> [Task instructions]: Every entry in the following data should be output exactly.

> [Given records]:
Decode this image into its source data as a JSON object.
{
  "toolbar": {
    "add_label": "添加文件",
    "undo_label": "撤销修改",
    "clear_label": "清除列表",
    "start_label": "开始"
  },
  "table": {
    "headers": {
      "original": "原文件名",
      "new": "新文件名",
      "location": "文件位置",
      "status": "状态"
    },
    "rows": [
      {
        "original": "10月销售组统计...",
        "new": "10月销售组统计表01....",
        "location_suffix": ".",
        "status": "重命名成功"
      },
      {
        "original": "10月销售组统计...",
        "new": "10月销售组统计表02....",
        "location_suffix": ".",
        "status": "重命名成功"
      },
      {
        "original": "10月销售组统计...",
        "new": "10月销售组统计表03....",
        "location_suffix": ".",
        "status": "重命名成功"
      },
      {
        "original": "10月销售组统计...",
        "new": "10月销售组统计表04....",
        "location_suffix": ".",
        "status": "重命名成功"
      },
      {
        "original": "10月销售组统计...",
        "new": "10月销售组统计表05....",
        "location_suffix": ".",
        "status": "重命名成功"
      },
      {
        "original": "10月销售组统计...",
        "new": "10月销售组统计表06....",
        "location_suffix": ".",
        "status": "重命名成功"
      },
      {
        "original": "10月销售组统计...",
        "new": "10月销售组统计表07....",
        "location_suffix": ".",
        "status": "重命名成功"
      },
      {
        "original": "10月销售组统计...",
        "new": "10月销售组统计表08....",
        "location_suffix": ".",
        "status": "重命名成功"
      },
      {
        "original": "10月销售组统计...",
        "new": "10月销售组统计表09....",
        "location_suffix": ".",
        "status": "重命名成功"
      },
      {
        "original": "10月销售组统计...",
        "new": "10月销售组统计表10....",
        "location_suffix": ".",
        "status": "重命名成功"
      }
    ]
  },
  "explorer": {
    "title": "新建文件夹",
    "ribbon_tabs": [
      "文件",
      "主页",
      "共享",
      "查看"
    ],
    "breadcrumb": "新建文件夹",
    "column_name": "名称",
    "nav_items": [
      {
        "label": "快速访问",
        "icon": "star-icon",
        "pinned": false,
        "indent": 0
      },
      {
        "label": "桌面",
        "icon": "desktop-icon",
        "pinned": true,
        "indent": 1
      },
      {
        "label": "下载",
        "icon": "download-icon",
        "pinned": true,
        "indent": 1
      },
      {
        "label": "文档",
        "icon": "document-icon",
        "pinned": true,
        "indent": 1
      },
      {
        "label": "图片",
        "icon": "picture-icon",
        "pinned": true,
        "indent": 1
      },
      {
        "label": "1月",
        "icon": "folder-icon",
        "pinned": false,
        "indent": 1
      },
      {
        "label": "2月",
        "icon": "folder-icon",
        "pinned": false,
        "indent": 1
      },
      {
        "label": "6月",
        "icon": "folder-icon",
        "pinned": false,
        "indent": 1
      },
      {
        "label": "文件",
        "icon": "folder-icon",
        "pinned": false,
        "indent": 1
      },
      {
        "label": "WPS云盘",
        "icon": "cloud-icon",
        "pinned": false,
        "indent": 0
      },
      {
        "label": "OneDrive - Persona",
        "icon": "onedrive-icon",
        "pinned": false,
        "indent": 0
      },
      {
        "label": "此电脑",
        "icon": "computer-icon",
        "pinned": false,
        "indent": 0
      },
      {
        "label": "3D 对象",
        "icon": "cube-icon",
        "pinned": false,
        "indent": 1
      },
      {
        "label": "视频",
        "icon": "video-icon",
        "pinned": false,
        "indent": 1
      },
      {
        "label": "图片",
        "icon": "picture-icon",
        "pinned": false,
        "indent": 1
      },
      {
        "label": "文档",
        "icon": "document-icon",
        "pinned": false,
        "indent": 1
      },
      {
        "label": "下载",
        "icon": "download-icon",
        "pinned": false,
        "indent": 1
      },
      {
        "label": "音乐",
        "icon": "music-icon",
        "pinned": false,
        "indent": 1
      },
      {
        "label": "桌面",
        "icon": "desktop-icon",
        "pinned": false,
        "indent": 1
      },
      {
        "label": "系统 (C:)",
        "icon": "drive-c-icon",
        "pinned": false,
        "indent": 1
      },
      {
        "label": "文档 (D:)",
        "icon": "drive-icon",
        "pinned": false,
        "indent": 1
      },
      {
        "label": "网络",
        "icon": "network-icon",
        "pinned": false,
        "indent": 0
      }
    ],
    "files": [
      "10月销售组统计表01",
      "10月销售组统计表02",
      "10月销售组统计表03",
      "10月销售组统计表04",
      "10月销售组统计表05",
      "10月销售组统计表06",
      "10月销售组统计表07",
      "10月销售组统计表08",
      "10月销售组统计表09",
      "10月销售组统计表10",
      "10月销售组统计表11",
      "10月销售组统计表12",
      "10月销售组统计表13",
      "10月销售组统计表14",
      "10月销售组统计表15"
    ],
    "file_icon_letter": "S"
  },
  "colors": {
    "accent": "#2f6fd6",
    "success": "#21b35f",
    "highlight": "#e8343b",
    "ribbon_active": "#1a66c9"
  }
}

> [Your solution]:
Decode this image into its source data as a JSON object.
{
  "toolbar": {
    "add_label": "添加文件",
    "undo_label": "撤销修改",
    "clear_label": "清除列表",
    "start_label": "开始"
  },
  "table": {
    "headers": {
      "original": "原文件名",
      "new": "新文件名",
      "location": "文件位置",
      "status": "状态"
    },
    "rows": [
      {
        "original": "10月销售组统计...",
        "new": "10月销售组统计表01....",
        "location_suffix": ".",
        "status": "重命名成功"
      },
      {
        "original": "10月销售组统计...",
        "new": "10月销售组统计表02....",
        "location_suffix": ".",
        "status": "重命名成功"
      },
      {
        "original": "10月销售组统计...",
        "new": "10月销售组统计表03....",
        "location_suffix": ".",
        "status": "重命名成功"
      },
      {
        "original": "10月销售组统计...",
        "new": "10月销售组统计表04....",
        "location_suffix": ".",
        "status": "重命名成功"
      },
      {
        "original": "10月销售组统计...",
        "new": "10月销售组统计表05....",
        "location_suffix": ".",
        "status": "重命名成功"
      },
      {
        "original": "10月销售组统计...",
        "new": "10月销售组统计表06....",
        "location_suffix": ".",
        "status": "重命名成功"
      },
      {
        "original": "10月销售组统计...",
        "new": "10月销售组统计表07....",
        "location_suffix": ".",
        "status": "重命名成功"
      },
      {
        "original": "10月销售组统计...",
        "new": "10月销售组统计表08....",
        "location_suffix": ".",
        "status": "重命名成功"
      },
      {
        "original": "10月销售组统计...",
        "new": "10月销售组统计表09....",
        "location_suffix": ".",
        "status": "重命名成功"
      },
      {
        "original": "10月销售组统计...",
        "new": "10月销售组统计表10....",
        "location_suffix": ".",
        "status": "重命名成功"
      }
    ]
  },
  "explorer": {
    "title": "新建文件夹",
    "ribbon_tabs": [
      "文件",
      "主页",
      "共享",
      "查看"
    ],
    "breadcrumb": "新建文件夹",
    "column_name": "名称",
    "nav_items": [
      {
        "label": "快速访问",
        "icon": "star-icon",
        "pinned": false,
        "indent": 0
      },
      {
        "label": "桌面",
        "icon": "desktop-icon",
        "pinned": true,
        "indent": 1
      },
      {
        "label": "下载",
        "icon": "download-icon",
        "pinned": true,
        "indent": 1
      },
      {
        "label": "文档",
        "icon": "document-icon",
        "pinned": true,
        "indent": 1
      },
      {
        "label": "图片",
        "icon": "picture-icon",
        "pinned": true,
        "indent": 1
      },
      {
        "label": "1月",
        "icon": "folder-icon",
        "pinned": false,
        "indent": 1
      },
      {
        "label": "2月",
        "icon": "folder-icon",
        "pinned": false,
        "indent": 1
      },
      {
        "label": "6月",
        "icon": "folder-icon",
        "pinned": false,
        "indent": 1
      },
      {
        "label": "文件",
        "icon": "folder-icon",
        "pinned": false,
        "indent": 1
      },
      {
        "label": "WPS云盘",
        "icon": "cloud-icon",
        "pinned": false,
        "indent": 0
      },
      {
        "label": "OneDrive - Persona",
        "icon": "onedrive-icon",
        "pinned": false,
        "indent": 0
      },
      {
        "label": "此电脑",
        "icon": "computer-icon",
        "pinned": false,
        "indent": 0
      },
      {
        "label": "3D 对象",
        "icon": "cube-icon",
        "pinned": false,
        "indent": 1
      },
      {
        "label": "视频",
        "icon": "video-icon",
        "pinned": false,
        "indent": 1
      },
      {
        "label": "图片",
        "icon": "picture-icon",
        "pinned": false,
        "indent": 1
      },
      {
        "label": "文档",
        "icon": "document-icon",
        "pinned": false,
        "indent": 1
      },
      {
        "label": "下载",
        "icon": "download-icon",
        "pinned": false,
        "indent": 1
      },
      {
        "label": "音乐",
        "icon": "music-icon",
        "pinned": false,
        "indent": 1
      },
      {
        "label": "桌面",
        "icon": "desktop-icon",
        "pinned": false,
        "indent": 1
      },
      {
        "label": "系统 (C:)",
        "icon": "drive-c-icon",
        "pinned": false,
        "indent": 1
      },
      {
        "label": "文档 (D:)",
        "icon": "drive-icon",
        "pinned": false,
        "indent": 1
      },
      {
        "label": "网络",
        "icon": "network-icon",
        "pinned": false,
        "indent": 0
      }
    ],
    "files": [
      "10月销售组统计表01",
      "10月销售组统计表02",
      "10月销售组统计表03",
      "10月销售组统计表04",
      "10月销售组统计表05",
      "10月销售组统计表06",
      "10月销售组统计表07",
      "10月销售组统计表08",
      "10月销售组统计表09",
      "10月销售组统计表10",
      "10月销售组统计表11",
      "10月销售组统计表12",
      "10月销售组统计表13",
      "10月销售组统计表14",
      "10月销售组统计表15"
    ],
    "file_icon_letter": "S"
  },
  "colors": {
    "accent": "#2f6fd6",
    "success": "#21b35f",
    "highlight": "#e8343b",
    "ribbon_active": "#1a66c9"
  }
}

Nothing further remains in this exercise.